People's lives are shaped through their success and failure in their personal relationships with each other. The author Sylvia Plath demonstrates this in the novel, The Bell Jar. This is the direct result of the loss of support from a loved one, the lack of support and encouragement, and lack of self confidence and insecurity in Esther's life in the The Bell Jar. It was shaped through her success and failures in her personal relationships between others and herself.
One main theme in The Bell Jar is growth through pain. Esther experiences many painful events that deeply affected her life. For example, Esther stated,” I felt happier than I had been since I was nine and running along the hot white beaches with my father the summer before he died” (p.74). Esther’s inability to move past her father’s death added to her increasing mental illness. Esther had trouble growing up and dealing with normal events that everyone experiences. She takes an entirely different path and decides that she will not act the way society wants. Instead of finding a new meaning in life, she decides to committee suicide instead. Luckily, she is able to fight through these urges, and recover. Her time in the mental hospital was difficult, but she was able to move past her mad thoughts, and start a new life. Esther’s refusal to follow society’s path seems heroic, but her ability to recovery after all her pain was an incredibly dignified act.
Sylvia Plath’s novel, “The Bell Jar”, tells a story of a young woman’s descent into mental illness. Esther Greenwood, a 19 year old girl, struggles to find meaning within her life as she sees a distorted version of the world. In Plath’s novel, different elements and themes of symbolism are used to explain the mental downfall of the book’s main character and narrator such as cutting her off from others, forcing her to delve further into her own mind, and casting an air of negativity around her. Plath uses images of rotting fig trees and veils of mist to convey the desperation she feels when confronted with issues of her future. Esther Greenwood feels that she is trapped under a bell jar, which distorts her view of the world around her.
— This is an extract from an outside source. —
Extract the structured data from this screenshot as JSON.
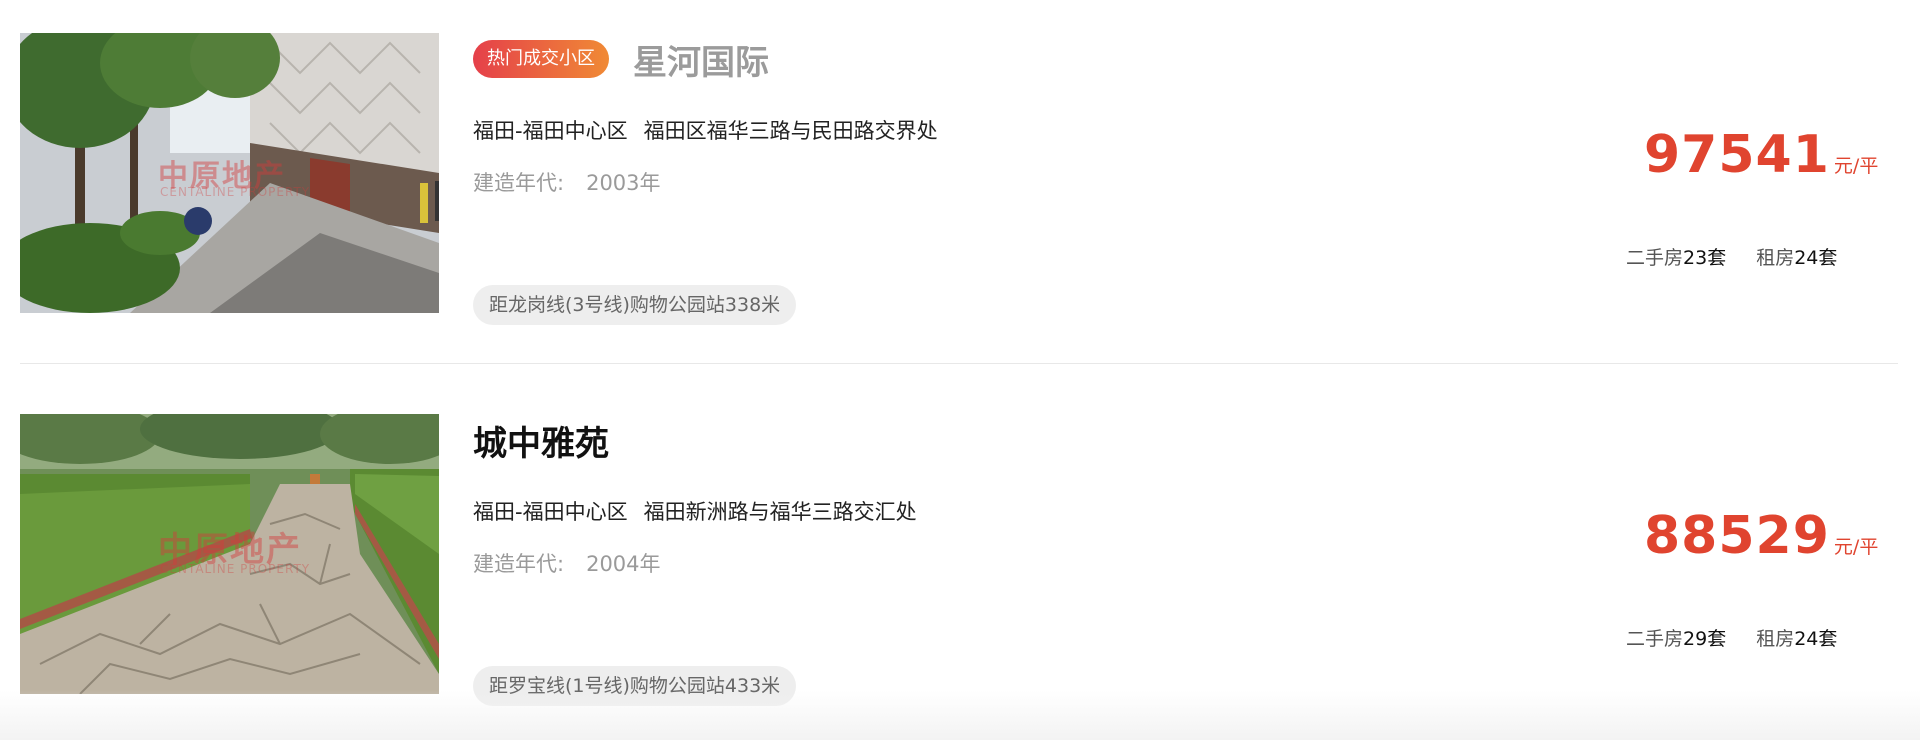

Sylvia Plath uses many literary devices to convey her purpose in The Bell Jar such as symbolism. The Bell Jar itself is used as symbolic representation of the emotional state Esther is in. The glass jar distorts her image of the world as she feels trapped under the glass. It represents mental illness; a confining jar that descends over her mind and doesn’t allow her to live and think freely. Symbols of life and death pervade The Bell Jar. Esther experiences psychological distress which is a major motif in the novel. The death of Esther’s father and the relationship with her mother is a possible reason for her illness. Sylvia Plath expresses the difficulties Esther faces and parallels her struggle with depression and illustrates it using various symbols such as a fig tree, mirrors, beating heart and a bell jar throughout the novel.